**Validation of High-Order Wall-Resolved Large-Eddy Simulation of Vertical-Axis Wind Turbines**

*Sam Kanner, Per-Olof Persson*

*Christos Galinos, Torben Larsen, Helge Madsen, Uwe Paulsen, January 2016*

The paper studies the applicability of the IEC 61400-1 ed.3, 2005 International Standard of wind turbine minimum design requirements in the case of an onshore Darrieus VAWT and compares the results of basic Design Load Cases (DLCs) with those of a 3-bladed HAWT. The study is based on aeroelastic computations using the HAWC2 aero-servo-elastic code A 2-bladed 5 MW VAWT rotor is used based on a modified version of the DeepWind rotor For the HAWT simulations the NREL 3-bladed 5 MW reference wind turbine model is utilized Various DLCs are examined including normal power production, emergency shut down and parked situations, from cut-in to cut-out and extreme wind conditions. The ultimate and 1 Hz equivalent fatigue loads of the blade root and turbine base bottom are extracted and compared in order to give an insight of the load levels between the two concepts. According to the analysis the IEC 61400-1 ed.3 can be used to a large extent with proper interpretation of the DLCs and choice of parameters such as the hub-height. In addition, the design drivers for the VAWT appear to vier from the ones of the HAWT. Normal operation results in the highest tower bottom and blade root loads for the VAWT, where parked under storm situation (DLC 6.2) and extreme operating gust (DLC 2.3) are more severe for the HAWT. Turbine base bottom and blade root edgewise fatigue loads are much higher for the VAWT compared to the HAWT. The interpretation and simulation of DLC 6.2 for the VAWT lead to blade instabilities, while extreme wind shear and extreme wind direction change are not critical in terms of loading of the VAWT structure. Finally, the extreme operating gust wind condition simulations revealed that the emerging loads depend on the combination of the rotor orientation and the time stamp that the frontal passage of gust goes through the rotor plane.

**Vertical Axis Wind Turbine Evaluation and Design**

*Lucas Desadze, Drew Digeser, Christopher Dunn, Dillon Shoikat, 25 April 2013*

This project studied the potential for installing roof-mounted vertical axis wind turbine (VAWT) systems on house roofs.
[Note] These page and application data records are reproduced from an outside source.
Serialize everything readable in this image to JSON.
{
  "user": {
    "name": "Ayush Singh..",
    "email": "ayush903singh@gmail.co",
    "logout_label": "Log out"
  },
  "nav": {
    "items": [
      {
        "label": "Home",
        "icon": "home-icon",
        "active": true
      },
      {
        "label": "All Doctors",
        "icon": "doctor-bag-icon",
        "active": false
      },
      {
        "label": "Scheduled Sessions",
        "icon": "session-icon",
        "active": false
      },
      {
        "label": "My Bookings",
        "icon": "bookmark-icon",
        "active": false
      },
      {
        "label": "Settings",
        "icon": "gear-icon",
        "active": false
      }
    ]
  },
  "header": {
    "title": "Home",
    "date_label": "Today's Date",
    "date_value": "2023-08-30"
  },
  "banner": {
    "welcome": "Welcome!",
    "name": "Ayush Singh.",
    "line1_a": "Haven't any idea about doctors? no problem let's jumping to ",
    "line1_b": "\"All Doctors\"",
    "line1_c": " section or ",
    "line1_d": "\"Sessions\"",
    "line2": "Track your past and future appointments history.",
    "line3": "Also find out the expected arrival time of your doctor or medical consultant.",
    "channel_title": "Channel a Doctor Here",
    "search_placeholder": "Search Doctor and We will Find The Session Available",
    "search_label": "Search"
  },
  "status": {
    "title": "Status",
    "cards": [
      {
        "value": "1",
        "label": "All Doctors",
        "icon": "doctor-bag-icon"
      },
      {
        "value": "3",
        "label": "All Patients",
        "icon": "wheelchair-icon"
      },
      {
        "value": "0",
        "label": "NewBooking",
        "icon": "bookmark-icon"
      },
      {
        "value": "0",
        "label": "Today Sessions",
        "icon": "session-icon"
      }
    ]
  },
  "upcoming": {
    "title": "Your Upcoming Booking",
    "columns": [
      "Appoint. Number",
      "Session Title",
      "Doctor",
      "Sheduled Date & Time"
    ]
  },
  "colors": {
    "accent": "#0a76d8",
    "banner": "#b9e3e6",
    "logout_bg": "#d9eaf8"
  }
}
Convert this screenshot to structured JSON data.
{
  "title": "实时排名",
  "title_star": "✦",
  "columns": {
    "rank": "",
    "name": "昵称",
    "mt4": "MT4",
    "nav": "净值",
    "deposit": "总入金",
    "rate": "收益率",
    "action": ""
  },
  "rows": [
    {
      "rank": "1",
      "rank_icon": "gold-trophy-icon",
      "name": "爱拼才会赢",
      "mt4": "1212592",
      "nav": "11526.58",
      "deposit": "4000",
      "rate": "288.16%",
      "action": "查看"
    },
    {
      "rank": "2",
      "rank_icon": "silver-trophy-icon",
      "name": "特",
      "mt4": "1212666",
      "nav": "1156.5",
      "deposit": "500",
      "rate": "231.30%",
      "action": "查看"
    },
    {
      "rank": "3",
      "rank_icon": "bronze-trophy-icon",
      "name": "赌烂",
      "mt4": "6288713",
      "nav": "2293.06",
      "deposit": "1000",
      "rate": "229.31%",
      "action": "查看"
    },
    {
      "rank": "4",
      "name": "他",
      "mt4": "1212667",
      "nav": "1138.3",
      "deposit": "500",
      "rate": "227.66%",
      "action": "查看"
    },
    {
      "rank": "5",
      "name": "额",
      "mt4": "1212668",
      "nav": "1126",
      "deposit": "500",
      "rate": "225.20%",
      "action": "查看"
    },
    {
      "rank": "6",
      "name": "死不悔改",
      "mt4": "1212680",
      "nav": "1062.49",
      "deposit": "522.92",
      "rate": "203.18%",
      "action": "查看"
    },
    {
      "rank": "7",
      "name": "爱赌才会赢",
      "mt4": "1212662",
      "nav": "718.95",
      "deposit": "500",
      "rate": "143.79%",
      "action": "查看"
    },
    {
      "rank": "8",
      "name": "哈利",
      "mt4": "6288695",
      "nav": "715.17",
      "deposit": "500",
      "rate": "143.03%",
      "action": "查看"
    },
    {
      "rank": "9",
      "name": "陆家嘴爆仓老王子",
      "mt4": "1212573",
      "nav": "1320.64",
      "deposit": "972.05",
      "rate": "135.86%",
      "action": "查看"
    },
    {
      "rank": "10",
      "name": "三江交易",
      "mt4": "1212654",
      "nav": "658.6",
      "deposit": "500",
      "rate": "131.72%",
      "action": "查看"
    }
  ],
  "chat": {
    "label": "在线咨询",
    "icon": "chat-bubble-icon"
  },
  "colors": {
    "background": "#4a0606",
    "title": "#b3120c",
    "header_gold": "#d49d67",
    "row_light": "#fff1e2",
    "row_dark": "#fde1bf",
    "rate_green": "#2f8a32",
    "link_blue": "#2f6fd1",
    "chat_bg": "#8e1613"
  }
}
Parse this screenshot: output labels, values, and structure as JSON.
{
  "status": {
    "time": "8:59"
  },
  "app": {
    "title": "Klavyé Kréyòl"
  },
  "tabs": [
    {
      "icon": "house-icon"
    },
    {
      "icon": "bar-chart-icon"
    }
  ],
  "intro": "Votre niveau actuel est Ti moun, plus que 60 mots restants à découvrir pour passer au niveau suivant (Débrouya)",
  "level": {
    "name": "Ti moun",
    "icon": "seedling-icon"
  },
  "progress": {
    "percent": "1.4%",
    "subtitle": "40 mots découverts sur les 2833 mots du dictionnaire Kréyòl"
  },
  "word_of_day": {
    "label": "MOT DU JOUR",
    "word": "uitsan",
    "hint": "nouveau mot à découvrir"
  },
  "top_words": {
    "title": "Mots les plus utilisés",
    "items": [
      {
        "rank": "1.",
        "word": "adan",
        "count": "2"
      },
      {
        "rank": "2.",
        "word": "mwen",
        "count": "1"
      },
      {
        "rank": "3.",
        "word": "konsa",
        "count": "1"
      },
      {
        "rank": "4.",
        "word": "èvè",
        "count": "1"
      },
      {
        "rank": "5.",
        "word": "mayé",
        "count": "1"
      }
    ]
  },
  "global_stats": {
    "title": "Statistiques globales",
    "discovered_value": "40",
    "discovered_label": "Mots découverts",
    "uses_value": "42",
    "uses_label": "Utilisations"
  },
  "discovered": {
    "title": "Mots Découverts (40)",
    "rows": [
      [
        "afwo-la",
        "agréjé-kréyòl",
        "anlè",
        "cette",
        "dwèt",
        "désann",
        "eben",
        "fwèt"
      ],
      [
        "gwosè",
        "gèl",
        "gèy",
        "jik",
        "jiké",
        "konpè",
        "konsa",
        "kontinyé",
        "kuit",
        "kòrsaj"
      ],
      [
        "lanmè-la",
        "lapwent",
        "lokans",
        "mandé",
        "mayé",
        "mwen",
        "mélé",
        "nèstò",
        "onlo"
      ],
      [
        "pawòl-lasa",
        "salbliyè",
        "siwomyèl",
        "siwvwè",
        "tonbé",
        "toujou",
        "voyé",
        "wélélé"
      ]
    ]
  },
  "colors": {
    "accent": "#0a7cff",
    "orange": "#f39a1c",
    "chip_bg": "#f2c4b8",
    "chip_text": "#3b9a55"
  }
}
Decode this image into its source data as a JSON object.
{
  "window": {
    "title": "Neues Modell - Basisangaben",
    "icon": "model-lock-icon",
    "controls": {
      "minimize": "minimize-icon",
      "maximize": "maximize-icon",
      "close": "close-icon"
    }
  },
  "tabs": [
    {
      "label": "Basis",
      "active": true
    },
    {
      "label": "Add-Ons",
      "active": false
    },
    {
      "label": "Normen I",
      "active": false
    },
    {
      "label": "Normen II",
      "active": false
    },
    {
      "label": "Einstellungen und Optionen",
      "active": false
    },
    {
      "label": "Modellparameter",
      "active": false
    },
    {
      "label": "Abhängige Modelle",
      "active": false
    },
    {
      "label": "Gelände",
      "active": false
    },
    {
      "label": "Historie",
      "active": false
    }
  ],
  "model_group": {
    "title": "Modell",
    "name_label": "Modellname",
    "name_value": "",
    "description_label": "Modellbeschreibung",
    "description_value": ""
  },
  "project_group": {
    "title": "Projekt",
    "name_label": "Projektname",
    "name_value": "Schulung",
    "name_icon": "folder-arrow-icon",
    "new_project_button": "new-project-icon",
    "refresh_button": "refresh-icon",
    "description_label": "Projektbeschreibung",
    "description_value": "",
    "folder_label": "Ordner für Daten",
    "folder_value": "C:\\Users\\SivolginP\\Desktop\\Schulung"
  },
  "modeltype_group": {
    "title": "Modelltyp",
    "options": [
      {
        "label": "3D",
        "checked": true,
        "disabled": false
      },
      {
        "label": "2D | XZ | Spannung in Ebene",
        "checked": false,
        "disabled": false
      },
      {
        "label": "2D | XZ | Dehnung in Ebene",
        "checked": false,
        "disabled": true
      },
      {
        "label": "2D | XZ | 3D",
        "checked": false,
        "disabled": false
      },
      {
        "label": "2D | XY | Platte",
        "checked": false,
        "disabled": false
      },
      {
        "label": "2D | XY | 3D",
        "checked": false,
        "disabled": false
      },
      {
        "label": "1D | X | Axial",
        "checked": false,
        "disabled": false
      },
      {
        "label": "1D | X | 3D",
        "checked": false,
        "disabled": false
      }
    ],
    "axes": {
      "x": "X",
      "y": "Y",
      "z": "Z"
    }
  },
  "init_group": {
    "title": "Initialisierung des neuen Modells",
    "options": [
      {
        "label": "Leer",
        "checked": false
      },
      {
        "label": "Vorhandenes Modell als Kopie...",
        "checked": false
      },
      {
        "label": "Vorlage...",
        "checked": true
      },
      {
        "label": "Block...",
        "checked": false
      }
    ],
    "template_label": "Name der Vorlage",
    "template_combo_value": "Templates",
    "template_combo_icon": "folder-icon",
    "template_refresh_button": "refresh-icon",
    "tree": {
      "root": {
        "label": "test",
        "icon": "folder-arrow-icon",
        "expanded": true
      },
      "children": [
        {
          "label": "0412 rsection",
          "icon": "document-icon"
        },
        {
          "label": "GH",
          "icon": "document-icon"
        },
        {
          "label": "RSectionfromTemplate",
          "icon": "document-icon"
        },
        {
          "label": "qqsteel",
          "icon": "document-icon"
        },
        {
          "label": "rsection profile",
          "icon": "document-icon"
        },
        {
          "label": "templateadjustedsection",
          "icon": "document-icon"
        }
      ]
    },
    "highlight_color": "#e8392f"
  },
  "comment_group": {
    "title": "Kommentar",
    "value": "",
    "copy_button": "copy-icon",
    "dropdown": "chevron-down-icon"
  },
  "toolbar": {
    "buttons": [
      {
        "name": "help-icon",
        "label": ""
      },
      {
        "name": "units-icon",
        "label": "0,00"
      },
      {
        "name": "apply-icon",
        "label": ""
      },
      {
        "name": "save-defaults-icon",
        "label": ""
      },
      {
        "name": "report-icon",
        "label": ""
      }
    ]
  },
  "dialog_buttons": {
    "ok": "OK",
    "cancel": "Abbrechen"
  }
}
The project designed several types of VAWT blades with the goal of maximizing the efficiency of a shrouded turbine. The project also used a wind simulation software program, WASP, to analyze existing wind data measured on the roofs of various WPI buildings. Scale-model tests were performed in the WPI closed-circuit wind tunnel. An RPM meter and a 12-volt step generator were used to measure turbine rotation speeds and power output at different wind speeds...